from the Commission, terminates the program, or establishes the Gift 
Card as a permanent product. Id. at 10-11; see also section 3641(d)(1).
    Definition of product. The Postal Service may conduct market tests 
of experimental products. A ``product'' is defined by 39 U.S.C. 102(6) 
as a ``postal service with a distinct cost or market characteristic for 
which a rate or rates are, or may reasonably be, applied.'' An 
experimental product must therefore be consistent with the statutory 
definition of a ``postal service.''
    The Postal Service asserts that the sale of gift cards is 
consistent with the statutory definition of a ``postal service.'' A 
``postal service'' is defined by 39 U.S.C. 102(5) as ``the delivery of 
letters, printed matter, or mailable packages, including acceptance, 
collection, sorting, transportation, or other functions ancillary 
thereto.'' The Postal Service notes the Commission has recognized that 
this definition includes the sale of products ``that bear a close nexus 
to the mails, including products that allow mailers to connect with 
others on a personal level (greeting cards), and products that allow 
mailers to send cash equivalents (money orders).'' Id. at 6.
    The Postal Service claims that gift cards would support customers' 
mailing needs by providing convenient access to a product that is 
commonly used for sending gifts through the mail. Id.
    The Postal Service states that gift cards are commonly sent with 
greeting cards. It further states that gift cards are very similar to 
money orders. Id. at 7. The Postal Service asserts that gift cards 
purchased from the Postal Service are likely to be mailed.

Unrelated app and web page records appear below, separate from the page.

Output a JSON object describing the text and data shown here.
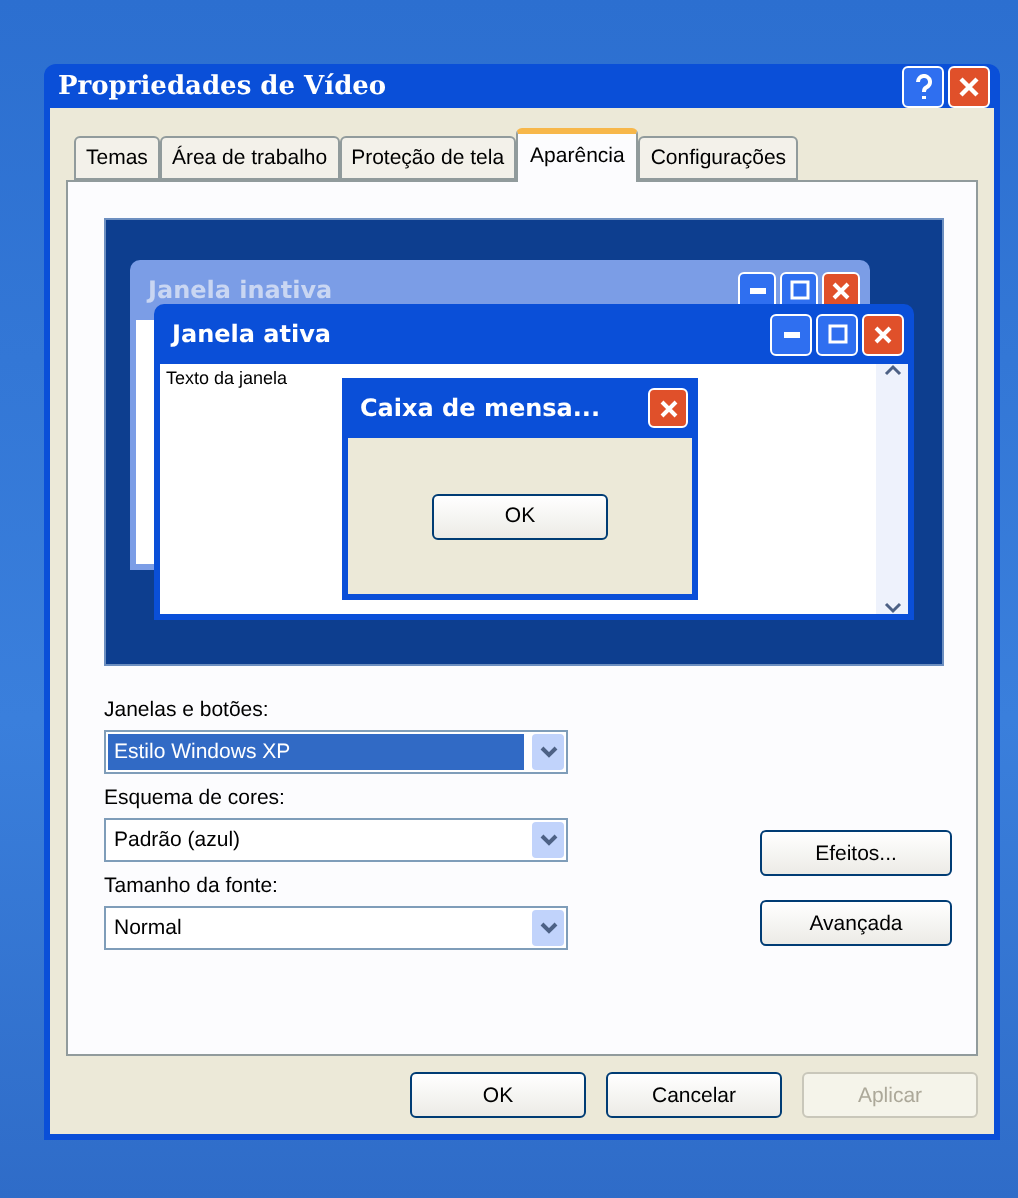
{
  "window": {
    "title": "Propriedades de Vídeo"
  },
  "tabs": [
    {
      "label": "Temas",
      "selected": false
    },
    {
      "label": "Área de trabalho",
      "selected": false
    },
    {
      "label": "Proteção de tela",
      "selected": false
    },
    {
      "label": "Aparência",
      "selected": true
    },
    {
      "label": "Configurações",
      "selected": false
    }
  ],
  "preview": {
    "inactive_window": {
      "title": "Janela inativa"
    },
    "active_window": {
      "title": "Janela ativa",
      "text": "Texto da janela"
    },
    "message_box": {
      "title": "Caixa de mensa...",
      "button": "OK"
    }
  },
  "fields": [
    {
      "label": "Janelas e botões:",
      "value": "Estilo Windows XP",
      "focused": true
    },
    {
      "label": "Esquema de cores:",
      "value": "Padrão (azul)",
      "focused": false
    },
    {
      "label": "Tamanho da fonte:",
      "value": "Normal",
      "focused": false
    }
  ],
  "side_buttons": [
    {
      "label": "Efeitos...",
      "disabled": false
    },
    {
      "label": "Avançada",
      "disabled": false
    }
  ],
  "buttons": [
    {
      "label": "OK",
      "disabled": false
    },
    {
      "label": "Cancelar",
      "disabled": false
    },
    {
      "label": "Aplicar",
      "disabled": true
    }
  ]
}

Id. at 8. 
The Postal Service contends that the nexus between gift cards and mail 
exists regardless of whether the card is open loop, closed loop, or co-
branded with Postal Service imagery and need not contain Postal Service 
intellectual property to be consistent with the statutory definition of 
``product.'' Id. Thus, the Postal Service concludes that gift cards 
that it may test are consistent with the definition of a postal 
service. Id. at 6.\2\
---------------------------------------------------------------------------

    \2\ The Postal Service notes that the Commission previously 
determined the Postal Service's sale of stored value cards is a 
nonpostal service, but points out that the ruling was based on the 
record in that proceeding and other factors. Order No. 154, Docket 
No. MC2008-1, Review of Nonpostal Services Under the Postal 
Accountability and Enhancement Act, December 19, 2008, at 47-48.
---------------------------------------------------------------------------

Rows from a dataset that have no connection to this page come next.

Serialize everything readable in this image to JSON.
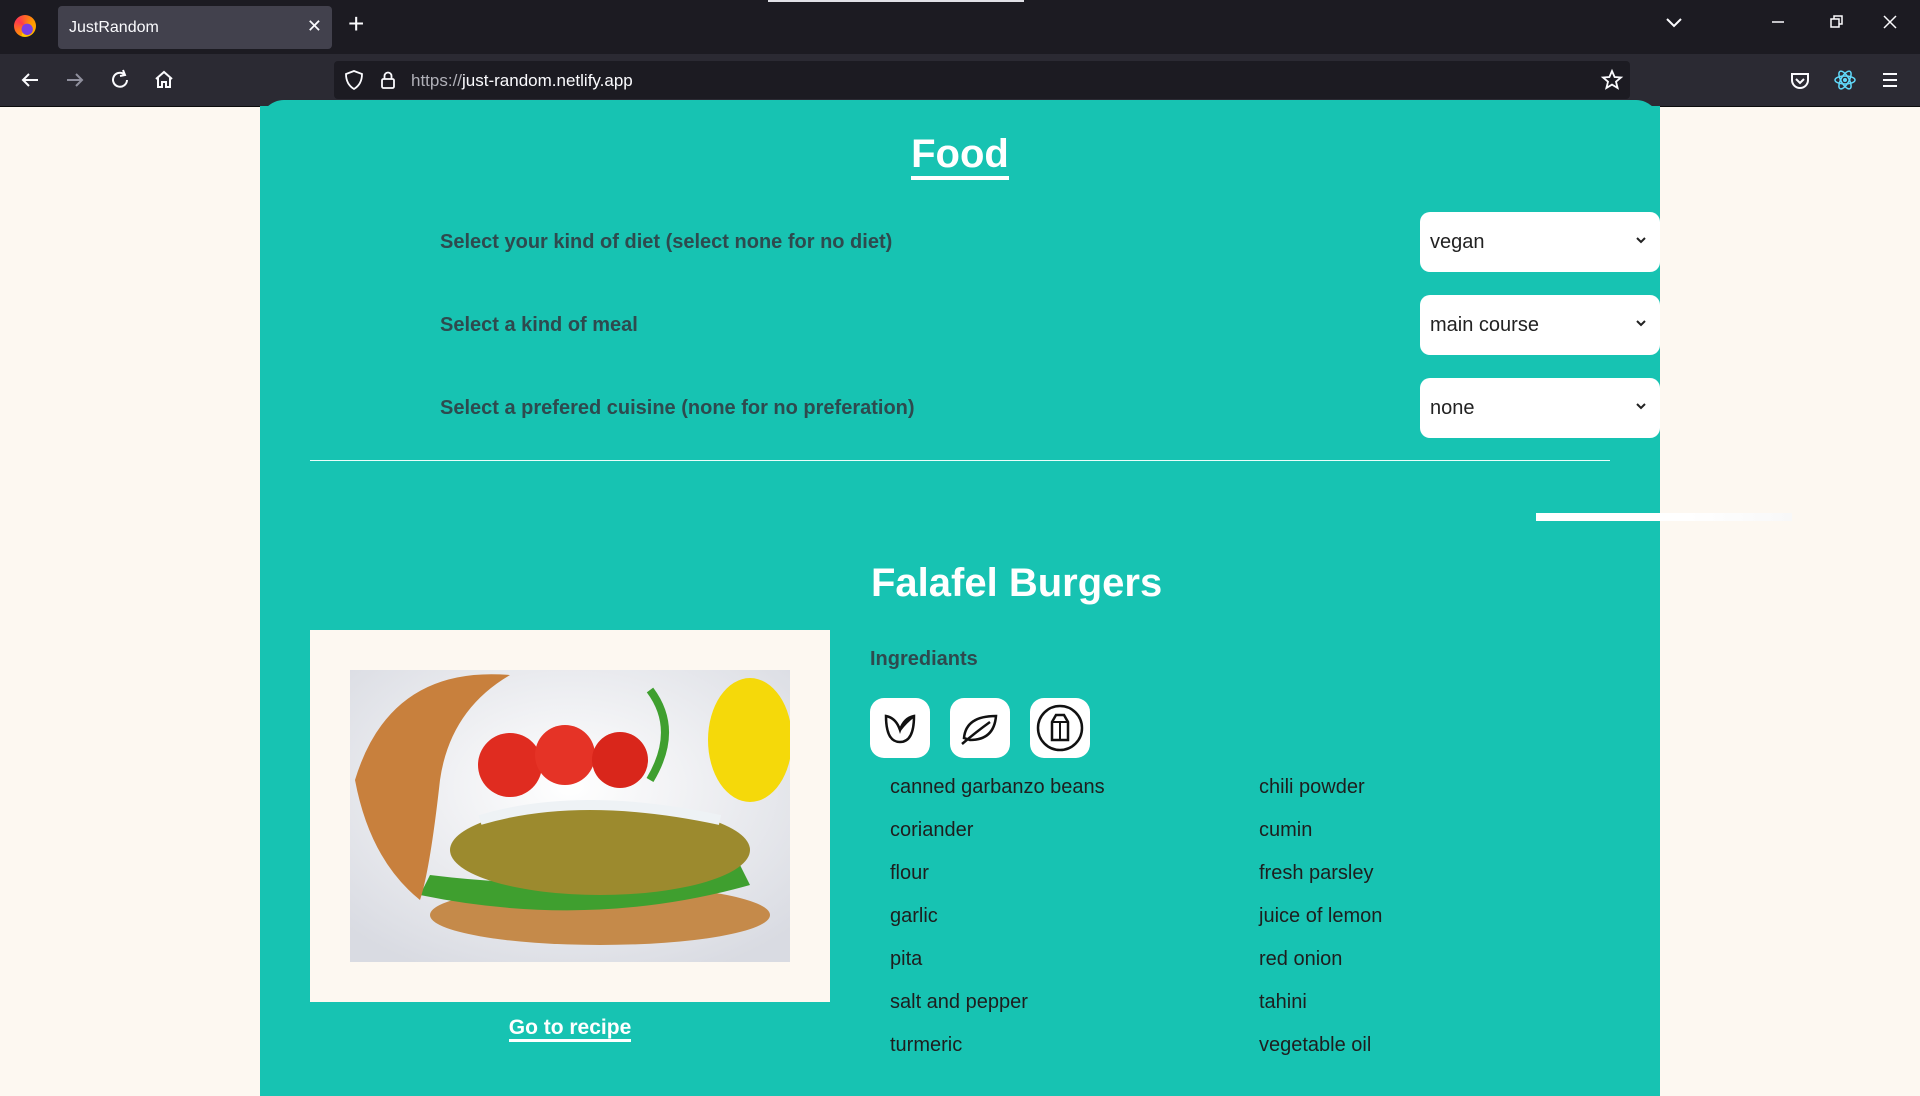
{
  "browser": {
    "tab_title": "JustRandom",
    "url_protocol": "https://",
    "url_host": "just-random.netlify.app"
  },
  "food": {
    "title": "Food",
    "filters": [
      {
        "label": "Select your kind of diet (select none for no diet)",
        "value": "vegan"
      },
      {
        "label": "Select a kind of meal",
        "value": "main course"
      },
      {
        "label": "Select a prefered cuisine (none for no preferation)",
        "value": "none"
      }
    ]
  },
  "recipe": {
    "title": "Falafel Burgers",
    "link_label": "Go to recipe",
    "ingredients_heading": "Ingrediants",
    "badges": [
      "vegan-icon",
      "vegetarian-leaf-icon",
      "dairy-free-icon"
    ],
    "ingredients_left": [
      "canned garbanzo beans",
      "coriander",
      "flour",
      "garlic",
      "pita",
      "salt and pepper",
      "turmeric"
    ],
    "ingredients_right": [
      "chili powder",
      "cumin",
      "fresh parsley",
      "juice of lemon",
      "red onion",
      "tahini",
      "vegetable oil"
    ]
  },
  "colors": {
    "accent": "#17c3b2",
    "page_bg": "#fdf8f1",
    "label_text": "#2e4a4e"
  }
}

    Data collection plan. The Notice also addresses the Postal 
Service's plan to collect data to understand the retail costs of 
selling the product, the value of types of cards, card packaging and 
card locations to postal consumers, and different price points. The 
Postal Service indicates that these data may be reported to the 
Commission upon request. Id. at 13.

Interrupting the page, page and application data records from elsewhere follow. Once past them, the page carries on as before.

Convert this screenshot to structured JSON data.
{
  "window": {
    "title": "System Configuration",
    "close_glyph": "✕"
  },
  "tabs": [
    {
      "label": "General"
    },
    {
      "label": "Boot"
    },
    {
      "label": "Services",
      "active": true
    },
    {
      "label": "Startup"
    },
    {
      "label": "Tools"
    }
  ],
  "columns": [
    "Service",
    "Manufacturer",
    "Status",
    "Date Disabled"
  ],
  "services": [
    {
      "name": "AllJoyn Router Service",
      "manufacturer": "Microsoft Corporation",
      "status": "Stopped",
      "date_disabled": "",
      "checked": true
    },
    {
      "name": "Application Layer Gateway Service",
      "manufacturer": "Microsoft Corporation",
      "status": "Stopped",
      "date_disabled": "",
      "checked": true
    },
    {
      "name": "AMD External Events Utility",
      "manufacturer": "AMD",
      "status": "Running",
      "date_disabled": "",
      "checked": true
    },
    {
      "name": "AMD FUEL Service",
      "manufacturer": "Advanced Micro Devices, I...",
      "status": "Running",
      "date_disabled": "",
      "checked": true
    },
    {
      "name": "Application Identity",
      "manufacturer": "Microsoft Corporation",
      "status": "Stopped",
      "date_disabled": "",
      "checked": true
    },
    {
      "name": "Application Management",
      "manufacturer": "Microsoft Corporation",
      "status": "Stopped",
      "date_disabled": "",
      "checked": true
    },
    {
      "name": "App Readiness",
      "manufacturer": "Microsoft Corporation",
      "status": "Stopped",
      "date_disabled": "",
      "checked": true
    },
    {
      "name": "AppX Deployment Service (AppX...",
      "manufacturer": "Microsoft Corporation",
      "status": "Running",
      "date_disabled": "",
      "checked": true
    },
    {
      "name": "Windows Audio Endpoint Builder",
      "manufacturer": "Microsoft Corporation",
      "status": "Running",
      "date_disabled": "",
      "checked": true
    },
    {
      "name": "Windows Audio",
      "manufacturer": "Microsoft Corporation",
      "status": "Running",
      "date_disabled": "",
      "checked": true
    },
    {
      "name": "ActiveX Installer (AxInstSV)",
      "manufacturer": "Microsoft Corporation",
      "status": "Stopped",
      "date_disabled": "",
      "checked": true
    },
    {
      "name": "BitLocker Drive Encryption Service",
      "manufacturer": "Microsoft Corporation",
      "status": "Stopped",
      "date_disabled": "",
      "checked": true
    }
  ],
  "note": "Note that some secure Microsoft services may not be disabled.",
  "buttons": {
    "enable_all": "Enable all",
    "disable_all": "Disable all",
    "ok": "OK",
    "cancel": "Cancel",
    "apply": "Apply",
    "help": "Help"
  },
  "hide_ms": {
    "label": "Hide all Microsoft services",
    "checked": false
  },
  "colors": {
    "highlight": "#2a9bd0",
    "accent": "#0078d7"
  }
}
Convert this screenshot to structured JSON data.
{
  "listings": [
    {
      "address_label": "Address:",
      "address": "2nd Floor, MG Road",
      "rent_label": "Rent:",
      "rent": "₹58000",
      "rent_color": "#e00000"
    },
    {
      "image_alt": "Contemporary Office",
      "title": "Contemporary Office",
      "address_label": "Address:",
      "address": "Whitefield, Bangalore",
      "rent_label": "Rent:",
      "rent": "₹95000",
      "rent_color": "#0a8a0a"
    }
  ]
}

III. Notice of Filing

    The Commission establishes Docket No. MT2011-2 for consideration of 
matters raised by the Notice. Interested persons may submit comments on 
whether the Postal Service's filing in the captioned docket is 
consistent with the policies of 39 U.S.C. 3641. Comments

[[Page 3182]]

are due no later than February 4, 2011. Reply comments are due not 
later than February 15, 2011. The filing can be accessed via the 
Commission's Web site (http://www.prc.gov).
    The Commission appoints Robert Sidman to serve as Public 
Representative in this docket.

IV. Ordering Paragraphs

It is ordered

    1. The Commission establishes Docket No. MT2011-2 for consideration 
of the matters raised by the Notice.
    2. Pursuant to 39 U.S.C. 505, Robert Sidman is appointed to serve 
as officer of the Commission (Public Representative) to represent the 
interests of the general public in this proceeding.
    3. Comments by interested persons are due no later than February 4, 
2011.
    4. Reply comments are due no later than February 15, 2011.
    5. The Secretary shall arrange for publication of this order in the 
Federal Register.

    By the Commission.
Shoshana M. Grove,
Secretary.
[FR Doc. 2011-969 Filed 1-18-11; 8:45 am]
BILLING CODE 7710-FW-P